City Government and Apartments and Residential Real Estate and Building Codes and Construction and Government & Economic Development and Real Estate & Retail

Developers prefer low-rise apartments in downtown Indianapolis

July 14, 2012

Of all the newly constructed apartment buildings downtown, ever wonder why none even comes close to rivaling the height of, say, the 30-story Riley Towers?

Downtown in recent years has experienced a residential rejuvenation, with more than 3,200 units built since 2000, according to Indianapolis Downtown Inc.

The organization doesn’t track how many of the 3,200 are new construction and how many are refurbishments. What’s clear, though, is that the units built within the past 12 years all are part of low-slung apartment projects.

What worked in 1963, when Riley Towers was built, doesn’t work today largely because stricter building codes make the cost of high-rise residential developments nearly impossible to justify.

“I can build two four-story buildings on two different sites [for] less than I can build one eight-story building on one site,” said Scott Travis, senior development executive at locally based Buckingham Cos. “In most Midwest markets, that’s the case.”

Buckingham is developing the $155 million mixed-use project at Delaware and South streets known as CityWay, which will include 250 apartment units on four levels above street-level retail space.

Five-story mixed-use developments are the most popular in Buckingham’s portfolio because projects in Indianapolis become more expensive just by adding an additional level of apartments.

Most apartment projects built in the downtown core include street-level office or retail space to meet Indianapolis’ guidelines meant to preserve the city’s character.

The Department of Code Enforcement oversees state building codes, which closely resemble international building codes. They permit basic wood framing for projects with up to four stories of residential use. Developments rising above that level become more expensive due to the stricter building codes, hence the abundance of five-story apartment projects downtown, with first-floor retail.

“You’re only allowed to go so far with combustible materials, even if you’re putting in a sprinkler system,” said Jason Larrison, an administrator within the Department of Code Enforcement.

Building codes require the use of fire-retardant wood for projects involving five stories of residential use, which can add about 10 percent to the total cost. But the expenses really start to stack up for projects involving six stories or more of residential use.

At that level, a metal, steel or concrete frame replaces traditional wood framing, and every beam, column or load-bearing wall needs to be sturdy enough to withstand a fire for up to two hours.

A light-gauge metal frame can add up to 25 percent to a project’s cost, with steel or concrete being even more expensive, making the decision to build low to the ground a simple one, Travis said.

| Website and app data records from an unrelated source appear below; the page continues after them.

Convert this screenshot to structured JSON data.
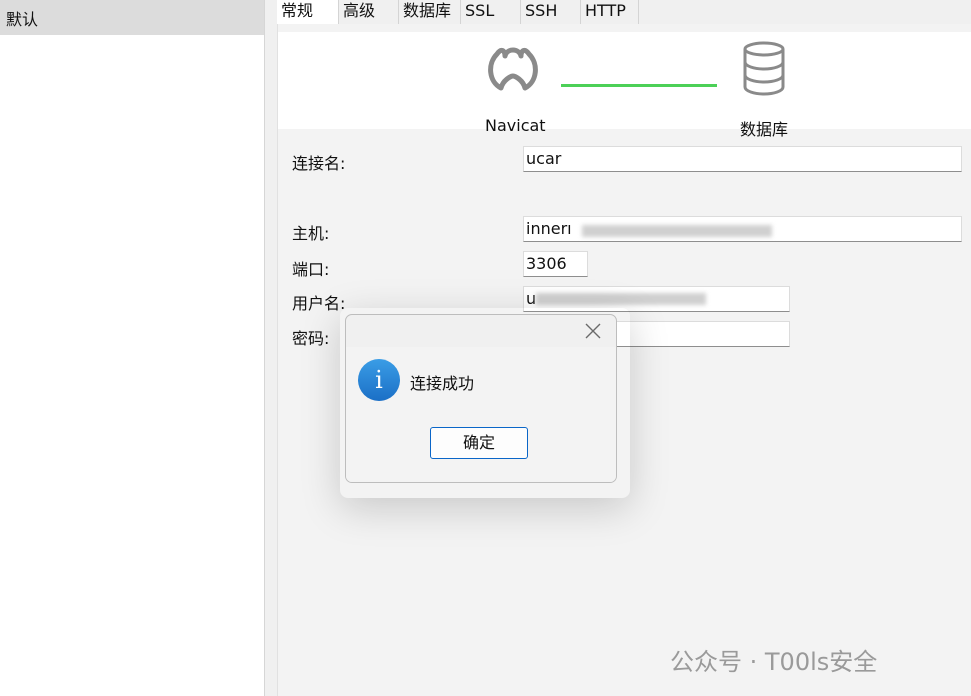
{
  "sidebar": {
    "item_label": "默认"
  },
  "tabs": [
    "常规",
    "高级",
    "数据库",
    "SSL",
    "SSH",
    "HTTP"
  ],
  "diagram": {
    "left_label": "Navicat",
    "right_label": "数据库",
    "link_color": "#4cd057"
  },
  "form": {
    "connection_name_label": "连接名:",
    "connection_name_value": "ucar",
    "host_label": "主机:",
    "host_value": "innerı",
    "port_label": "端口:",
    "port_value": "3306",
    "username_label": "用户名:",
    "username_value": "u",
    "password_label": "密码:"
  },
  "dialog": {
    "message": "连接成功",
    "ok_label": "确定",
    "icon": "info-icon"
  },
  "watermark": {
    "text": "公众号 · T00ls安全"
  }
}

“Anytime we would do a project in downtown Indianapolis, we would certainly do four stories and, in most cases, four over one, with retail on the first floor,” he said. “It’s certainly one we use effectively.”

Most developers prefer four stories of residential use for another reason that has nothing to do with building codes and everything to do with cost.

Five levels of apartment units typically translate into enough residents to warrant additional parking, which can add substantial cost to a project, said David Leazenby, a principal of locally based Milhaus Development.

Milhaus is leading a $45 million downtown mixed-use conversion of the two-story former Bank One Operations Center at the northwest corner of Washington and East streets into a five-story apartment building with office or retail space on the first floor.

Milhaus plans to add a three-story wood frame to the existing two-story building because residents will have access to 600 spaces in a nearby parking garage as part of the agreement Milhaus signed with the city to redevelop the site.

“At five stories, you’re looking at additional parking costs because you just added another layer to the project,” Leazenby said. “We have enough parking at the Market Street garage, so it’s worth the additional expense [to go five stories].”

But perhaps the most important factor keeping developers from building high-rise apartment towers is the fairly affordable rents the downtown market commands, making it difficult for developers to recoup the cost of an expensive project.

Downtown rents range from roughly $1.35 to $1.70 per square foot.

That’s why most low-slung apartment buildings feature street-level retail or office space, even without the city’s urban guidelines that call for it.

“You would pay a premium not to live on the sidewalk,” Travis at Buckingham said, “but your retail [tenants] would pay a premium to be on the sidewalk.”

Even so, a Valparaiso developer is testing the limits of the downtown residential market with its plans to build a $60 million, 10-story apartment building along the Central Canal.

Investment Property Advisors is designing the 319-unit tower for college students. A three-level parking garage would accompany the project.

The project is set to be built on two adjoining parcels along Ninth Street between Senate Avenue and the canal: a 1.2-acre property that includes the offices and warehouse of B.B. Kirkbride Bible Co., and a 0.26-acre canal-front sliver of land that the city in August agreed to sell to the developer. Kirkbride is set to leave its property.•

ADVERTISEMENT

Recent Articles by Scott Olson

Comments powered by Disqus